Agency officials said the use of aspirin to prevent heart problems in people without heart disease is not proven, but in theory it could have a positive effect. A major study is under way to determine if an aspirin a day will provide more benefit or harm to healthy people.
The new implantable device is placed under the skin in the abdomen, and has wires running from it into the inside of the heart and to a paddle-patch that cups the bottom of the heart. Weighing about a pound and a half, it is about the size of a pack of cigarettes and is both a monitor of heart function and a computer that calculates when the heart's rate is so irregular that the situation is deadly. In that situation, the device delivers a strong electric jolt to the heart to erase the abnormal electrical signals the heart uses to pace its beating. Such a jolt, in many cases, will allow the heart to restart with a normal electrical pulse and beat.
The machine was created by Dr. Michel Mirowski and assistant Morton Mower in the basement of the Sinai Hospital in Baltimore during the past decade.
About 300,000 or more people die suddenly every year from heart failure, most from the failure of electrical rhythms in the heart. When the electrical pacing fails, the heart fibrillates or quivers rapidly without actually pumping.
Such a seizure can be expected in patients with certain arrhythmias and who have had past attacks. But it is impossible to predict when they will occur.
The battery-powered automatic defibrillator recognizes and analyzes the failure in about seven seconds and can deliver a jolt of hundreds of volts.

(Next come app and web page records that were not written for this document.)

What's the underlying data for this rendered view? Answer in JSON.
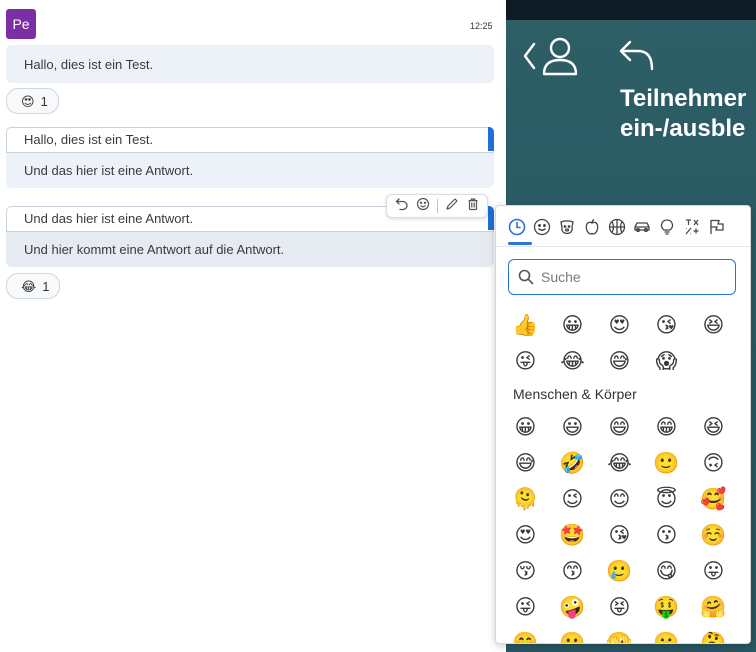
{
  "chat": {
    "avatar_initials": "Pe",
    "timestamp": "12:25",
    "messages": [
      {
        "text": "Hallo, dies ist ein Test."
      },
      {
        "quote": "Hallo, dies ist ein Test.",
        "text": "Und das hier ist eine Antwort."
      },
      {
        "quote": "Und das hier ist eine Antwort.",
        "text": "Und hier kommt eine Antwort auf die Antwort."
      }
    ],
    "reactions": [
      {
        "emoji": "😍",
        "count": "1"
      },
      {
        "emoji": "😂",
        "count": "1"
      }
    ],
    "toolbar_icons": [
      "reply-icon",
      "add-reaction-icon",
      "edit-icon",
      "delete-icon"
    ]
  },
  "side_panel": {
    "title_line1": "Teilnehmer",
    "title_line2": "ein-/ausble",
    "icons": [
      "back-person-icon",
      "return-arrow-icon"
    ]
  },
  "emoji_picker": {
    "categories": [
      "recent",
      "smileys",
      "animals",
      "food",
      "activity",
      "travel",
      "objects",
      "symbols",
      "flags"
    ],
    "search_placeholder": "Suche",
    "recent_emojis": [
      "👍",
      "😀",
      "😍",
      "😘",
      "😆",
      "😜",
      "😂",
      "😅",
      "😱"
    ],
    "section_heading": "Menschen & Körper",
    "people_emojis": [
      "😀",
      "😃",
      "😄",
      "😁",
      "😆",
      "😅",
      "🤣",
      "😂",
      "🙂",
      "🙃",
      "🫠",
      "😉",
      "😊",
      "😇",
      "🥰",
      "😍",
      "🤩",
      "😘",
      "😗",
      "☺️",
      "😚",
      "😙",
      "🥲",
      "😋",
      "😛",
      "😜",
      "🤪",
      "😝",
      "🤑",
      "🤗",
      "🤭",
      "🫢",
      "🫣",
      "🤫",
      "🤔"
    ],
    "accent_color": "#2a74d6"
  },
  "colors": {
    "avatar_bg": "#7b2fa5",
    "bubble_bg": "#edf2f8",
    "panel_bg": "#2a5a63",
    "quote_bar": "#1f6fd6"
  }
}
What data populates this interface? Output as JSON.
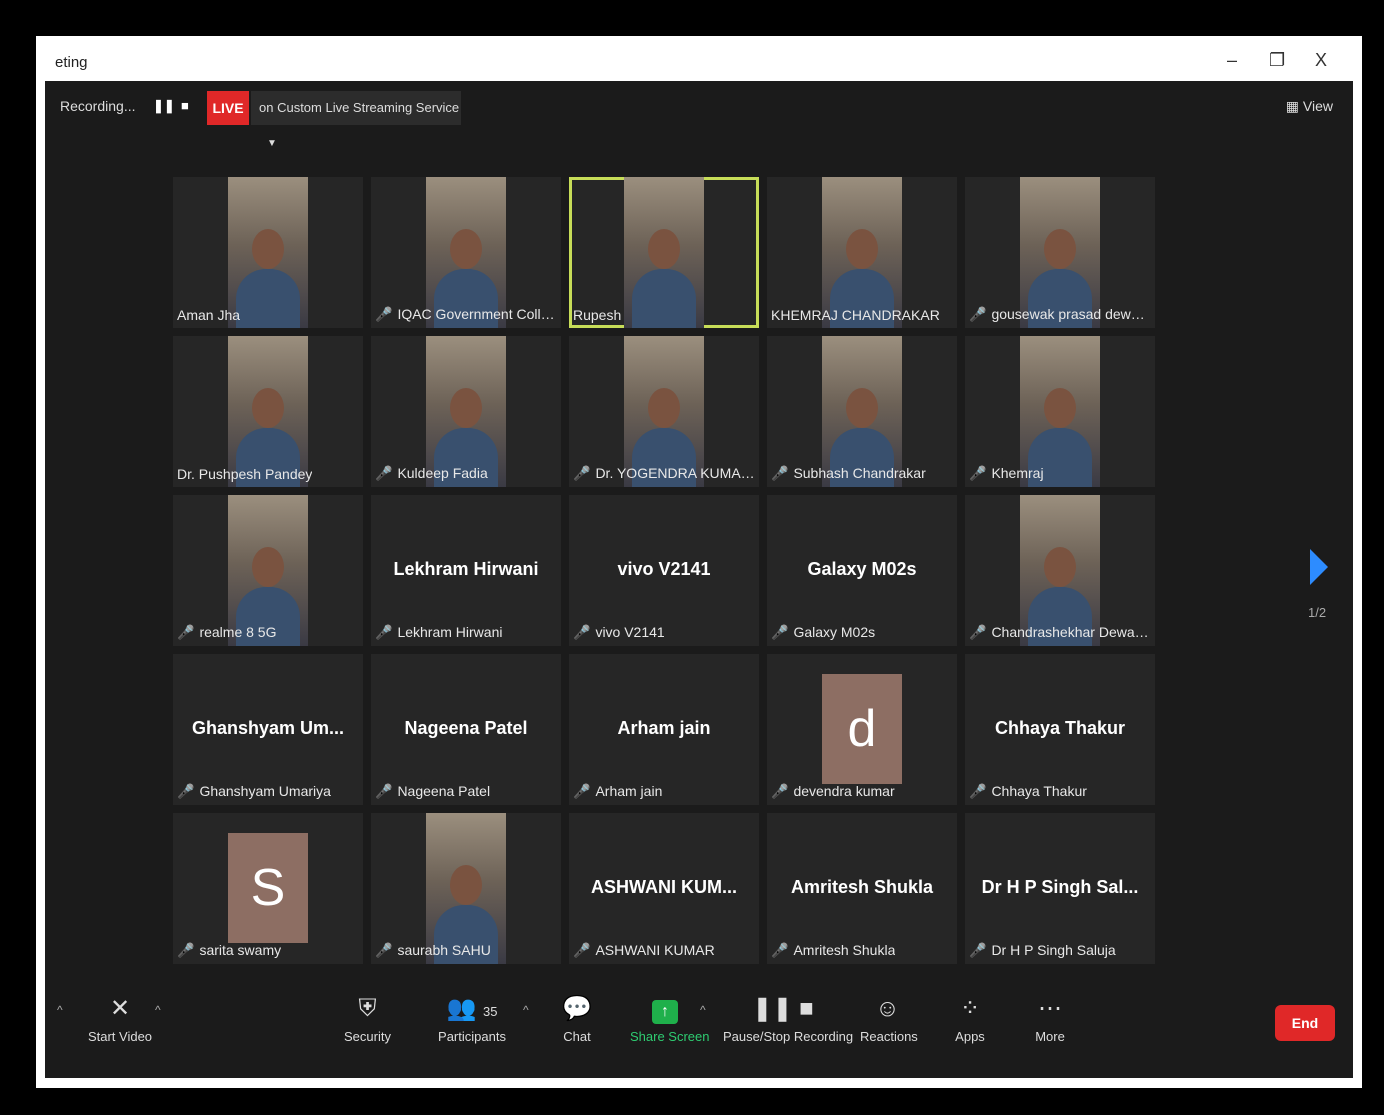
{
  "window": {
    "title": "eting",
    "minimize": "–",
    "restore": "❐",
    "close": "X"
  },
  "top_toolbar": {
    "recording_status": "Recording...",
    "pause_icon": "❚❚",
    "stop_icon": "■",
    "live_label": "LIVE",
    "live_service": "on Custom Live Streaming Service",
    "view_label": "View"
  },
  "participants": [
    {
      "label": "Aman Jha",
      "kind": "video",
      "muted": false
    },
    {
      "label": "IQAC Government College ...",
      "kind": "video",
      "muted": true
    },
    {
      "label": "Rupesh",
      "kind": "video",
      "muted": false,
      "active": true
    },
    {
      "label": "KHEMRAJ CHANDRAKAR",
      "kind": "video",
      "muted": false
    },
    {
      "label": "gousewak prasad dewangan",
      "kind": "video",
      "muted": true
    },
    {
      "label": "Dr. Pushpesh Pandey",
      "kind": "video",
      "muted": false
    },
    {
      "label": "Kuldeep Fadia",
      "kind": "video",
      "muted": true
    },
    {
      "label": "Dr. YOGENDRA KUMAR D...",
      "kind": "video",
      "muted": true
    },
    {
      "label": "Subhash Chandrakar",
      "kind": "video",
      "muted": true
    },
    {
      "label": "Khemraj",
      "kind": "video",
      "muted": true
    },
    {
      "label": "realme 8 5G",
      "kind": "video",
      "muted": true
    },
    {
      "label": "Lekhram Hirwani",
      "kind": "name",
      "display": "Lekhram Hirwani",
      "muted": true
    },
    {
      "label": "vivo V2141",
      "kind": "name",
      "display": "vivo V2141",
      "muted": true
    },
    {
      "label": "Galaxy M02s",
      "kind": "name",
      "display": "Galaxy M02s",
      "muted": true
    },
    {
      "label": "Chandrashekhar Dewangan",
      "kind": "video",
      "muted": true
    },
    {
      "label": "Ghanshyam Umariya",
      "kind": "name",
      "display": "Ghanshyam Um...",
      "muted": true
    },
    {
      "label": "Nageena Patel",
      "kind": "name",
      "display": "Nageena Patel",
      "muted": true
    },
    {
      "label": "Arham jain",
      "kind": "name",
      "display": "Arham jain",
      "muted": true
    },
    {
      "label": "devendra kumar",
      "kind": "avatar",
      "initial": "d",
      "muted": true
    },
    {
      "label": "Chhaya Thakur",
      "kind": "name",
      "display": "Chhaya Thakur",
      "muted": true
    },
    {
      "label": "sarita swamy",
      "kind": "avatar",
      "initial": "S",
      "muted": true
    },
    {
      "label": "saurabh SAHU",
      "kind": "video",
      "muted": true
    },
    {
      "label": "ASHWANI KUMAR",
      "kind": "name",
      "display": "ASHWANI KUM...",
      "muted": true
    },
    {
      "label": "Amritesh Shukla",
      "kind": "name",
      "display": "Amritesh Shukla",
      "muted": true
    },
    {
      "label": "Dr H P Singh Saluja",
      "kind": "name",
      "display": "Dr H P Singh Sal...",
      "muted": true
    }
  ],
  "pagination": {
    "indicator": "1/2"
  },
  "bottom_toolbar": {
    "start_video": "Start Video",
    "security": "Security",
    "participants": "Participants",
    "participant_count": "35",
    "chat": "Chat",
    "share_screen": "Share Screen",
    "pause_stop_recording": "Pause/Stop Recording",
    "reactions": "Reactions",
    "apps": "Apps",
    "more": "More",
    "end": "End"
  },
  "colors": {
    "live_red": "#e02828",
    "active_speaker": "#c7dd58",
    "share_green": "#1fb04b",
    "next_arrow": "#2d8cff"
  }
}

About 800 patients around the world have had the device implanted on an experimental basis so far, Mirowski said. Among those patients, the rate of heart failure and death expected annually is 30 to 40 percent. With the $15,000 device implanted, less than 2 percent per year are dying because of heart failure.

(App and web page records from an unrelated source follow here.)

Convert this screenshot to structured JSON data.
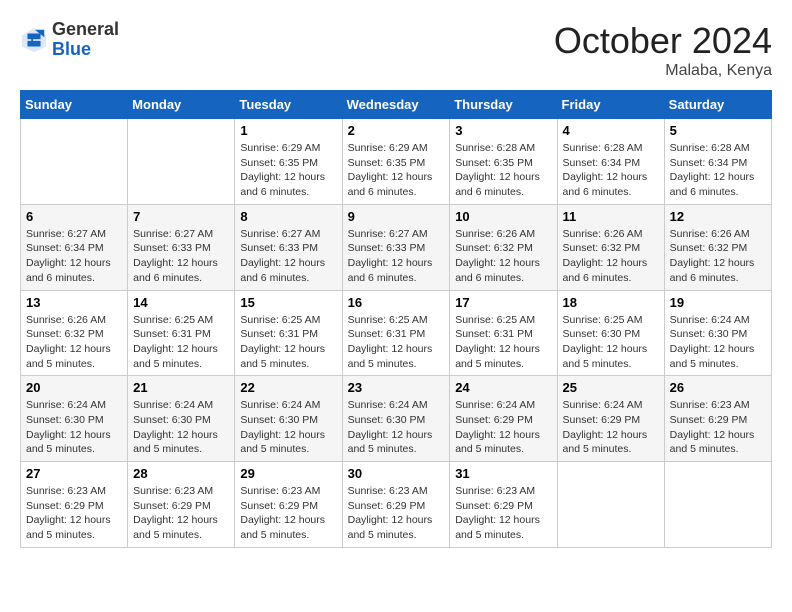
{
  "header": {
    "logo_general": "General",
    "logo_blue": "Blue",
    "month": "October 2024",
    "location": "Malaba, Kenya"
  },
  "days_of_week": [
    "Sunday",
    "Monday",
    "Tuesday",
    "Wednesday",
    "Thursday",
    "Friday",
    "Saturday"
  ],
  "weeks": [
    [
      {
        "day": "",
        "info": ""
      },
      {
        "day": "",
        "info": ""
      },
      {
        "day": "1",
        "info": "Sunrise: 6:29 AM\nSunset: 6:35 PM\nDaylight: 12 hours and 6 minutes."
      },
      {
        "day": "2",
        "info": "Sunrise: 6:29 AM\nSunset: 6:35 PM\nDaylight: 12 hours and 6 minutes."
      },
      {
        "day": "3",
        "info": "Sunrise: 6:28 AM\nSunset: 6:35 PM\nDaylight: 12 hours and 6 minutes."
      },
      {
        "day": "4",
        "info": "Sunrise: 6:28 AM\nSunset: 6:34 PM\nDaylight: 12 hours and 6 minutes."
      },
      {
        "day": "5",
        "info": "Sunrise: 6:28 AM\nSunset: 6:34 PM\nDaylight: 12 hours and 6 minutes."
      }
    ],
    [
      {
        "day": "6",
        "info": "Sunrise: 6:27 AM\nSunset: 6:34 PM\nDaylight: 12 hours and 6 minutes."
      },
      {
        "day": "7",
        "info": "Sunrise: 6:27 AM\nSunset: 6:33 PM\nDaylight: 12 hours and 6 minutes."
      },
      {
        "day": "8",
        "info": "Sunrise: 6:27 AM\nSunset: 6:33 PM\nDaylight: 12 hours and 6 minutes."
      },
      {
        "day": "9",
        "info": "Sunrise: 6:27 AM\nSunset: 6:33 PM\nDaylight: 12 hours and 6 minutes."
      },
      {
        "day": "10",
        "info": "Sunrise: 6:26 AM\nSunset: 6:32 PM\nDaylight: 12 hours and 6 minutes."
      },
      {
        "day": "11",
        "info": "Sunrise: 6:26 AM\nSunset: 6:32 PM\nDaylight: 12 hours and 6 minutes."
      },
      {
        "day": "12",
        "info": "Sunrise: 6:26 AM\nSunset: 6:32 PM\nDaylight: 12 hours and 6 minutes."
      }
    ],
    [
      {
        "day": "13",
        "info": "Sunrise: 6:26 AM\nSunset: 6:32 PM\nDaylight: 12 hours and 5 minutes."
      },
      {
        "day": "14",
        "info": "Sunrise: 6:25 AM\nSunset: 6:31 PM\nDaylight: 12 hours and 5 minutes."
      },
      {
        "day": "15",
        "info": "Sunrise: 6:25 AM\nSunset: 6:31 PM\nDaylight: 12 hours and 5 minutes."
      },
      {
        "day": "16",
        "info": "Sunrise: 6:25 AM\nSunset: 6:31 PM\nDaylight: 12 hours and 5 minutes."
      },
      {
        "day": "17",
        "info": "Sunrise: 6:25 AM\nSunset: 6:31 PM\nDaylight: 12 hours and 5 minutes."
      },
      {
        "day": "18",
        "info": "Sunrise: 6:25 AM\nSunset: 6:30 PM\nDaylight: 12 hours and 5 minutes."
      },
      {
        "day": "19",
        "info": "Sunrise: 6:24 AM\nSunset: 6:30 PM\nDaylight: 12 hours and 5 minutes."
      }
    ],
    [
      {
        "day": "20",
        "info": "Sunrise: 6:24 AM\nSunset: 6:30 PM\nDaylight: 12 hours and 5 minutes."
      },
      {
        "day": "21",
        "info": "Sunrise: 6:24 AM\nSunset: 6:30 PM\nDaylight: 12 hours and 5 minutes."
      },
      {
        "day": "22",
        "info": "Sunrise: 6:24 AM\nSunset: 6:30 PM\nDaylight: 12 hours and 5 minutes."
      },
      {
        "day": "23",
        "info": "Sunrise: 6:24 AM\nSunset: 6:30 PM\nDaylight: 12 hours and 5 minutes."
      },
      {
        "day": "24",
        "info": "Sunrise: 6:24 AM\nSunset: 6:29 PM\nDaylight: 12 hours and 5 minutes."
      },
      {
        "day": "25",
        "info": "Sunrise: 6:24 AM\nSunset: 6:29 PM\nDaylight: 12 hours and 5 minutes."
      },
      {
        "day": "26",
        "info": "Sunrise: 6:23 AM\nSunset: 6:29 PM\nDaylight: 12 hours and 5 minutes."
      }
    ],
    [
      {
        "day": "27",
        "info": "Sunrise: 6:23 AM\nSunset: 6:29 PM\nDaylight: 12 hours and 5 minutes."
      },
      {
        "day": "28",
        "info": "Sunrise: 6:23 AM\nSunset: 6:29 PM\nDaylight: 12 hours and 5 minutes."
      },
      {
        "day": "29",
        "info": "Sunrise: 6:23 AM\nSunset: 6:29 PM\nDaylight: 12 hours and 5 minutes."
      },
      {
        "day": "30",
        "info": "Sunrise: 6:23 AM\nSunset: 6:29 PM\nDaylight: 12 hours and 5 minutes."
      },
      {
        "day": "31",
        "info": "Sunrise: 6:23 AM\nSunset: 6:29 PM\nDaylight: 12 hours and 5 minutes."
      },
      {
        "day": "",
        "info": ""
      },
      {
        "day": "",
        "info": ""
      }
    ]
  ]
}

The use of aspirin as preventive therapy for heart patients has been debated for a decade, but studies over the years have been inconclusive when taken separately.
Now, two things have changed, according to Robert J. Temple, director of the FDA's office of drug research and review, and the FDA is willing to state plainly that aspirin may prevent death in some heart patients.
The first important step was a "well-controlled and convincing" study at the Veterans Administration Hospital of Kansas City of 1,200 men with heart disease, Temple said. The second major step was the conclusion of a team of statistical experts led by British epidemiologist Richard Peto of Oxford University. The group took six major studies on the subject, with 12,000 patients in all, and combined their results.